His football attempt was brilliantly saved by Hennelly’s outstretched boot. It was still a huge chance, which would have created a five-point daylight between the sides – but at least Morgan hit the “45”.
And so Tyrone was leading 0-10 to 0-8 at the break. It could have been more; on the other hand, Mayo had also fended off two glorious scoring chances.
This brings us to the familiar refrain of why Mayo lost: too many forwards guilty of poor decision-making or even even poorer execution in those clutch moments.
Passed by Ryan O’Donoghue, Walsh should have shot from the left but turned around; he was half blocked by Morgan and when the rebound fell on Conor Loftus for what appeared to be a simple rebound, his scorched side foot was blocked on the line by Niall Sludden.
Aidan O’Shea’s failure was not as glaring but it was another case of a bad choice in the right position: freed by O’Donoghue’s long superlative pass, Mayo’s skipper should have checked in. inside but left with his left, half-heartedly, and was blocked by Ronan McNamee.
The man who has never scored once in seven All-Irelands had his first halftime moments (of the scoreless variety) but his legs had gone completely long before it was over. This time, Horan kept it: a questionable decision made somewhat less by the long queue of equally floundering teammates.
Still, we might be writing a different storyline if Tommy Conroy ended his electrifying flurry in front of Pádraig Hampsey with a goal (instead of shooting too early and too far). Or if O’Donoghue, after his Rashford “shuffle”, found the upper right corner instead of a right edge of that fateful 42nd minute penalty, awarded after Frank Burns manipulated the ground in a goalmouth scramble .
This crucial mistake visibly emptied Mayo’s already fragile belief. And when Conor Meyler stole that inviting diagonal pass precisely where Conor McShane had pointed it, just beyond Oisín Mullin, we had the day’s view of Hennelly’s groundhog caught in no man’s land as the balloon had impudently passed beyond him.
On a day when Mayo’s starting forwards were 0-4 off the game while pushing back so many scoring chances, Tyrone now had a hand on Sam. They were never going to let go.
MARKERS – Tyron: D McCurry 1-4 (0-2f), N Morgan 0-3 (2f, 1 ’45’), C McShane 1-0, N Sludden 0-2, P Hampsey, K McGeary, M Donnelly, P Harte (m ), D Canavan 0-1 each. Mayo: R O’Donoghue 0-8 (7f), T Conroy 0-2, P Durcan, S Coen, R Hennelly (f), K McLoughlin, L Keegan 0-1.
TYRONE – N Morgan; M McKernan, R McNamee, P Hampsey; K McGeary, P Harte, F Burns; B Kennedy, C Kilpatrick; N Sludden, M O’Neill, C Meyler; D McCurry, M Donnelly, C McKenna.
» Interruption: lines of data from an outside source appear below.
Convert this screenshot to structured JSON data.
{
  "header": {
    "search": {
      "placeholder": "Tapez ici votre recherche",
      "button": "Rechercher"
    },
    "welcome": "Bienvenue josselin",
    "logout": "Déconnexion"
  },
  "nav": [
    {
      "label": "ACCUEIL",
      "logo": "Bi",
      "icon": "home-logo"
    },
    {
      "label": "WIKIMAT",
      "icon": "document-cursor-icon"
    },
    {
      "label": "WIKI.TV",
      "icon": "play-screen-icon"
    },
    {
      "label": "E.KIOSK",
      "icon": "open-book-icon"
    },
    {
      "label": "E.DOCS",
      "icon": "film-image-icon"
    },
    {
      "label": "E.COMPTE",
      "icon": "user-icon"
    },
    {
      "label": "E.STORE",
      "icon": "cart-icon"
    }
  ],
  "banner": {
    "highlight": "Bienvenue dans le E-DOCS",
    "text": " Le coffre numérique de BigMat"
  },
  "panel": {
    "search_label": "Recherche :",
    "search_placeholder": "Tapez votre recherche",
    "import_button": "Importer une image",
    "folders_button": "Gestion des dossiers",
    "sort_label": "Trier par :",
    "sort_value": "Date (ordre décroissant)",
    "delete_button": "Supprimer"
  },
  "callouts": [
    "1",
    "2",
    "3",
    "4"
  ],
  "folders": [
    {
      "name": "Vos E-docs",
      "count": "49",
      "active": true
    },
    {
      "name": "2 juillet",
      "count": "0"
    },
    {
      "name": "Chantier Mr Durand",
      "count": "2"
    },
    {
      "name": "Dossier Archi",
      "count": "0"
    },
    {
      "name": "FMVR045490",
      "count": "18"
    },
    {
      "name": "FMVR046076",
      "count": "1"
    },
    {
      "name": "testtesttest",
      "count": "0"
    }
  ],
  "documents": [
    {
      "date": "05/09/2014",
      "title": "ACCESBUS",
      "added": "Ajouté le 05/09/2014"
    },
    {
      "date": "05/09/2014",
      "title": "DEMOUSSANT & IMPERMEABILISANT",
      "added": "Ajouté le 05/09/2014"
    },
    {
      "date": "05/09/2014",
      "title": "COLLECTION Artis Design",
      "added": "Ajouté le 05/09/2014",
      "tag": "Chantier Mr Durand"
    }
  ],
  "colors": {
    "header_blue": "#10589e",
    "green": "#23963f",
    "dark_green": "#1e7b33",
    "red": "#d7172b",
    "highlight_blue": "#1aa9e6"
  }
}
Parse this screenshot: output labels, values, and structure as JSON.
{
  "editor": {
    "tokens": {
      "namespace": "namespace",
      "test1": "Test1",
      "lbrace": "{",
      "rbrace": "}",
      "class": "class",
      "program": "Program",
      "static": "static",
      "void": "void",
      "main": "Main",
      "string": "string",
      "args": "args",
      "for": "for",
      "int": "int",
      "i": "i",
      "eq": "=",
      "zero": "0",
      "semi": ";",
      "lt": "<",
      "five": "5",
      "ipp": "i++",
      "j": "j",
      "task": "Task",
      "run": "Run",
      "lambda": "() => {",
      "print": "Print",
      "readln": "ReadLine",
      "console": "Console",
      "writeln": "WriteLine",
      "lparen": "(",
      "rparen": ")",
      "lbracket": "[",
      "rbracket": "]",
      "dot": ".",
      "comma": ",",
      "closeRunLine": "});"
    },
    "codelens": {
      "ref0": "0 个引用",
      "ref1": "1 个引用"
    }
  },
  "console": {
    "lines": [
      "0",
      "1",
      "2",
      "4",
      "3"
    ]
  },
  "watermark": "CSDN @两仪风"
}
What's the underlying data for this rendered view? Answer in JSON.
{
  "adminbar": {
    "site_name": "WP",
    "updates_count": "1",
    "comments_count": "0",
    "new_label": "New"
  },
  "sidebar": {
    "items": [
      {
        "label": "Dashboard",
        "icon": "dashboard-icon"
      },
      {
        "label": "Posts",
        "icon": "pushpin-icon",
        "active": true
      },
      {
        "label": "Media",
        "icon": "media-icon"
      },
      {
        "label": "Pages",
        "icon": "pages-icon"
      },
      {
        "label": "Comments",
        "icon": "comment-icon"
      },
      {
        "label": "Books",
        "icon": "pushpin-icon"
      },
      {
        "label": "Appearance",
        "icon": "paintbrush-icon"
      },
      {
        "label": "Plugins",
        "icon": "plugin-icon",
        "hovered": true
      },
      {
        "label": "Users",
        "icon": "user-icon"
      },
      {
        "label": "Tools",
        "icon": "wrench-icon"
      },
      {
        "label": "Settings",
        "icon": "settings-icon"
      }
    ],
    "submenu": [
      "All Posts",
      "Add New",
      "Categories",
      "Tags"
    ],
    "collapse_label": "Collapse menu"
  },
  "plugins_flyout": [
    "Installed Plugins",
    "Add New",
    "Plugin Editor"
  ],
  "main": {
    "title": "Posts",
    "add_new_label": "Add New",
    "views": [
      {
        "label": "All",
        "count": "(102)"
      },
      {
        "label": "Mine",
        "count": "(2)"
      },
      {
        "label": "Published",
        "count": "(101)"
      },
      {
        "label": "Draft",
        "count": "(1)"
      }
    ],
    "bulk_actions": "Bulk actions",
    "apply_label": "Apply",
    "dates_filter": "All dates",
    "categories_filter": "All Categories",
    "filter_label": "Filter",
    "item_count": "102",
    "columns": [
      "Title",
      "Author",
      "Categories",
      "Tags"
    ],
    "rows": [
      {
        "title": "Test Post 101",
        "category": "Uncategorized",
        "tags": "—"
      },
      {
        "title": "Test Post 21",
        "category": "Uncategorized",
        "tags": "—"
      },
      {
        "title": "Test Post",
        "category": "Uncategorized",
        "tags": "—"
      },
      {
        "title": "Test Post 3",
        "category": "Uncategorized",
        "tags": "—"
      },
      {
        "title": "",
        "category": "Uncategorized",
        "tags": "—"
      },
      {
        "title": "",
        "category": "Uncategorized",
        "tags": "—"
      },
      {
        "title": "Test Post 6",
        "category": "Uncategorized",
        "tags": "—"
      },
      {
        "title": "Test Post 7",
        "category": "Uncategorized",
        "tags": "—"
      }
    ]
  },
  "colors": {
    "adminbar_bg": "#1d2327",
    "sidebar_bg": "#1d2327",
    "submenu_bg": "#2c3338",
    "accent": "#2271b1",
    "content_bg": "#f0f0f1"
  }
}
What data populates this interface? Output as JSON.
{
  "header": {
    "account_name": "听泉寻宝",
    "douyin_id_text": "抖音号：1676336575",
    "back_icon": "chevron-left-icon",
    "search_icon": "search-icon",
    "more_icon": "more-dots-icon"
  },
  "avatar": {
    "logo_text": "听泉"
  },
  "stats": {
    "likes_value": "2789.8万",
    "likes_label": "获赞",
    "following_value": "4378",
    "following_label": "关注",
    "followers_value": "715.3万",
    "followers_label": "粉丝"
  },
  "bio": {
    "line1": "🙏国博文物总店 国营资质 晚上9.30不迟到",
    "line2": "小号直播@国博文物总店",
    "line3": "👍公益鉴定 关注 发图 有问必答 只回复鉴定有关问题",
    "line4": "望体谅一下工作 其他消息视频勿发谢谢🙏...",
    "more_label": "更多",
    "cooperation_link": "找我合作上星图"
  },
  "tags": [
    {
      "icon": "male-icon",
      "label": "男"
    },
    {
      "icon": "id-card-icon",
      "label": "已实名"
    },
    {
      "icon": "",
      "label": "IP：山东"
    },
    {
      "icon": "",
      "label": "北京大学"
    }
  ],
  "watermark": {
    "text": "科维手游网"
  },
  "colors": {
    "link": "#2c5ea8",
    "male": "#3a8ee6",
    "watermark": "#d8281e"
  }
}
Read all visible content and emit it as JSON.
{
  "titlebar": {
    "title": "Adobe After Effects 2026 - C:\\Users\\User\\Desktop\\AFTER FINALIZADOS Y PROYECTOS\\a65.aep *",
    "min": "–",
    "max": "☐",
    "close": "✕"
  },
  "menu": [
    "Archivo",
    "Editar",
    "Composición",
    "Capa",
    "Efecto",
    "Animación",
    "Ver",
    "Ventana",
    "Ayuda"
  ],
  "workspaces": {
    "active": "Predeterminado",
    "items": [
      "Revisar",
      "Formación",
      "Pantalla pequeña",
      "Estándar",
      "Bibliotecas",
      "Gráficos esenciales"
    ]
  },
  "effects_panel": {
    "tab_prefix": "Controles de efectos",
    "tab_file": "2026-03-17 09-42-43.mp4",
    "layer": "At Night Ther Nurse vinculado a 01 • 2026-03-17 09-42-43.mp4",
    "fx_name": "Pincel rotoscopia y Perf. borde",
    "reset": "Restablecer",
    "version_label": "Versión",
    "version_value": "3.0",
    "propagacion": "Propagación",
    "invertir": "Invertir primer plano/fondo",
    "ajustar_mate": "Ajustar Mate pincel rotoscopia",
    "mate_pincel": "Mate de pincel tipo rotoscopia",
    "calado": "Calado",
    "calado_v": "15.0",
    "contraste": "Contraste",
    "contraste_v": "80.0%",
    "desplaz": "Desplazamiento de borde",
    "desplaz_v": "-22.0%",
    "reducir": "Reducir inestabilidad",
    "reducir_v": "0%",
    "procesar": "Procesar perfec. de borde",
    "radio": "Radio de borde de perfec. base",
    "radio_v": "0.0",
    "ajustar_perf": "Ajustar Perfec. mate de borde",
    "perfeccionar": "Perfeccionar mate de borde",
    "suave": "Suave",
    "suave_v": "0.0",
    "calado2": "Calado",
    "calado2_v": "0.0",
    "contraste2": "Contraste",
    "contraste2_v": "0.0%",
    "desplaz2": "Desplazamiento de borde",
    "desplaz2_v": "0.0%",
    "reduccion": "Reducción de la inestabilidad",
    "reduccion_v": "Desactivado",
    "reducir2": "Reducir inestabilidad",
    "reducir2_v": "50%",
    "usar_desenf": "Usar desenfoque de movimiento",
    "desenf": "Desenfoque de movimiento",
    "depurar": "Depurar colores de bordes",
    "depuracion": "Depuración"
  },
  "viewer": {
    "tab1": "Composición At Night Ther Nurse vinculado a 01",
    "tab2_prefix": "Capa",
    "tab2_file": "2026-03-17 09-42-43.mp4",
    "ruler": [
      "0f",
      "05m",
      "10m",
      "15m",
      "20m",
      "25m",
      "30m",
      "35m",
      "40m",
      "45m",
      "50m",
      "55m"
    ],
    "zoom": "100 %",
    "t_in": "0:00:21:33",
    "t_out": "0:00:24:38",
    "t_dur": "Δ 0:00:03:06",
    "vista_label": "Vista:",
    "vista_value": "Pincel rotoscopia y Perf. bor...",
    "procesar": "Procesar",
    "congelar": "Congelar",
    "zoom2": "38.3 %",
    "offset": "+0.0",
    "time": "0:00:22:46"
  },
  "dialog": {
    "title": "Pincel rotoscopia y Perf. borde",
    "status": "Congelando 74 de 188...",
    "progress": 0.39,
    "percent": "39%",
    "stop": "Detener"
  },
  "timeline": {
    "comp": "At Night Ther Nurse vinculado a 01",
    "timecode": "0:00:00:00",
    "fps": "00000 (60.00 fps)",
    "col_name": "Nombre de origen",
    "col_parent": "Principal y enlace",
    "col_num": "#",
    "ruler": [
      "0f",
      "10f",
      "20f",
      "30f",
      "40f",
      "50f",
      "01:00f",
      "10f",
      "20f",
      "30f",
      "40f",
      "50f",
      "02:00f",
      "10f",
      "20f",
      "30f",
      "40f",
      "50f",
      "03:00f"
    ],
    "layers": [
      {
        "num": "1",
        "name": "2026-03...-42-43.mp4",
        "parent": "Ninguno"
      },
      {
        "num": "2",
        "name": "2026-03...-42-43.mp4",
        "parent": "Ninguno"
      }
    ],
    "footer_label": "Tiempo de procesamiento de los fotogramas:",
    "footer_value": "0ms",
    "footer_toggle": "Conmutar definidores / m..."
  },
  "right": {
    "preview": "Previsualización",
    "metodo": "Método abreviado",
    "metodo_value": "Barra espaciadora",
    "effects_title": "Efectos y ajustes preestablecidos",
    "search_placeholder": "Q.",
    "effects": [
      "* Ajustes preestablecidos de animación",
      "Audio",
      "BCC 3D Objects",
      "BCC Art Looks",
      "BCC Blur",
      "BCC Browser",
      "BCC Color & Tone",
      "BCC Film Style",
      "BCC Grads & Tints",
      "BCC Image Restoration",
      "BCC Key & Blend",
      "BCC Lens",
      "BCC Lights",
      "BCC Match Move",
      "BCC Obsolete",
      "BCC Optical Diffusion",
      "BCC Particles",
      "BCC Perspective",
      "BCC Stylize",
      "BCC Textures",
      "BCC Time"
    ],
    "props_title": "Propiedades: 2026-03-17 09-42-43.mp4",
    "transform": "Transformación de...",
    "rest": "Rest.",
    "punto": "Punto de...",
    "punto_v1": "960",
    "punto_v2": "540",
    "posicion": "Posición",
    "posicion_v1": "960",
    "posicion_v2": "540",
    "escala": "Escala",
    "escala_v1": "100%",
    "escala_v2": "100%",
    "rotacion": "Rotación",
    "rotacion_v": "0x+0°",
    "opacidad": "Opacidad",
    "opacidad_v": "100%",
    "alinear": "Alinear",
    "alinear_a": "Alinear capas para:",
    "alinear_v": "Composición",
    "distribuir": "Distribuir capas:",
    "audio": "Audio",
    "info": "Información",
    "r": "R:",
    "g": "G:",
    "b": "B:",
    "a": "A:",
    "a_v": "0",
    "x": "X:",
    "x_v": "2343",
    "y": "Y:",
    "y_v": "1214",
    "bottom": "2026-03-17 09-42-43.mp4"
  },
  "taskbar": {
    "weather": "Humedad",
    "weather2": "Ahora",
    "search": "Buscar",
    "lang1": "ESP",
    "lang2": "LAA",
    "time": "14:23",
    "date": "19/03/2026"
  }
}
Subs: C McShane for Donnelly (44), D Canavan for O’Neill (53), B McDonnell for Kennedy (57), P Donaghy for McKenna (66), T McCann for Kilpatrick (73).
MAYO – R Hennelly; L Keegan, S Coen, P O’Hora; P Durcan, O Mullen, M Plunkett; M Ruane, D O’Connor; B Walsh, K McLoughlin, C Loftus; T Conroy, A O’Shea, R O’Donoghue. Subs: E Hession for Plunkett (ht), J Flynn for O’Hora (52), D Coen for Walsh (58), A Orme for Loftus (65), J Carr for McLoughlin (74).
REF – J McQuillan (Cavan).